Print the records below exactly, with no pictures.
#####
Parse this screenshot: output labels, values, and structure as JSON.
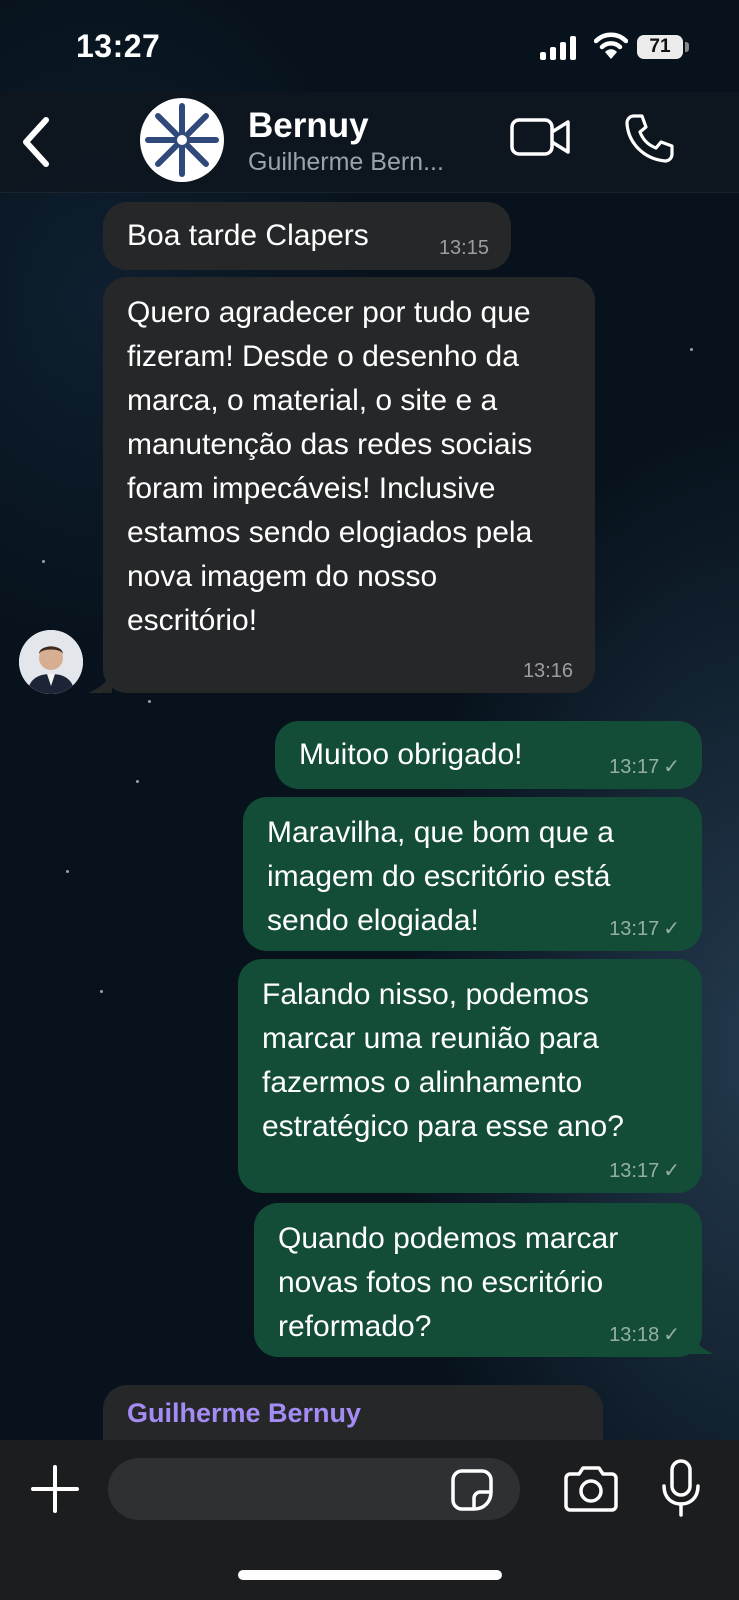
{
  "status_bar": {
    "time": "13:27",
    "battery": "71"
  },
  "header": {
    "contact_name": "Bernuy",
    "contact_subtitle": "Guilherme Bern..."
  },
  "messages": [
    {
      "direction": "in",
      "text": "Boa tarde Clapers",
      "time": "13:15"
    },
    {
      "direction": "in",
      "text": "Quero agradecer por tudo que fizeram! Desde o desenho da marca, o material, o site e a manutenção das redes sociais foram impecáveis! Inclusive estamos sendo elogiados pela nova imagem do nosso escritório!",
      "time": "13:16"
    },
    {
      "direction": "out",
      "text": "Muitoo obrigado!",
      "time": "13:17",
      "status": "sent"
    },
    {
      "direction": "out",
      "text": "Maravilha, que bom que a imagem do escritório está sendo elogiada!",
      "time": "13:17",
      "status": "sent"
    },
    {
      "direction": "out",
      "text": "Falando nisso, podemos marcar uma reunião para fazermos o alinhamento estratégico para esse ano?",
      "time": "13:17",
      "status": "sent"
    },
    {
      "direction": "out",
      "text": "Quando podemos marcar novas fotos no escritório reformado?",
      "time": "13:18",
      "status": "sent"
    },
    {
      "direction": "in",
      "sender": "Guilherme Bernuy"
    }
  ],
  "composer": {
    "placeholder": ""
  },
  "colors": {
    "incoming": "#262729",
    "outgoing": "#134d37",
    "sender_name": "#a58cf5"
  }
}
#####
Result of the exercise
Parse this screenshot: output labels, values, and structure as JSON.
{
  "status_bar": {
    "time": "13:27",
    "battery": "71"
  },
  "header": {
    "contact_name": "Bernuy",
    "contact_subtitle": "Guilherme Bern..."
  },
  "messages": [
    {
      "direction": "in",
      "text": "Boa tarde Clapers",
      "time": "13:15"
    },
    {
      "direction": "in",
      "text": "Quero agradecer por tudo que fizeram! Desde o desenho da marca, o material, o site e a manutenção das redes sociais foram impecáveis! Inclusive estamos sendo elogiados pela nova imagem do nosso escritório!",
      "time": "13:16"
    },
    {
      "direction": "out",
      "text": "Muitoo obrigado!",
      "time": "13:17",
      "status": "sent"
    },
    {
      "direction": "out",
      "text": "Maravilha, que bom que a imagem do escritório está sendo elogiada!",
      "time": "13:17",
      "status": "sent"
    },
    {
      "direction": "out",
      "text": "Falando nisso, podemos marcar uma reunião para fazermos o alinhamento estratégico para esse ano?",
      "time": "13:17",
      "status": "sent"
    },
    {
      "direction": "out",
      "text": "Quando podemos marcar novas fotos no escritório reformado?",
      "time": "13:18",
      "status": "sent"
    },
    {
      "direction": "in",
      "sender": "Guilherme Bernuy"
    }
  ],
  "composer": {
    "placeholder": ""
  },
  "colors": {
    "incoming": "#262729",
    "outgoing": "#134d37",
    "sender_name": "#a58cf5"
  }
}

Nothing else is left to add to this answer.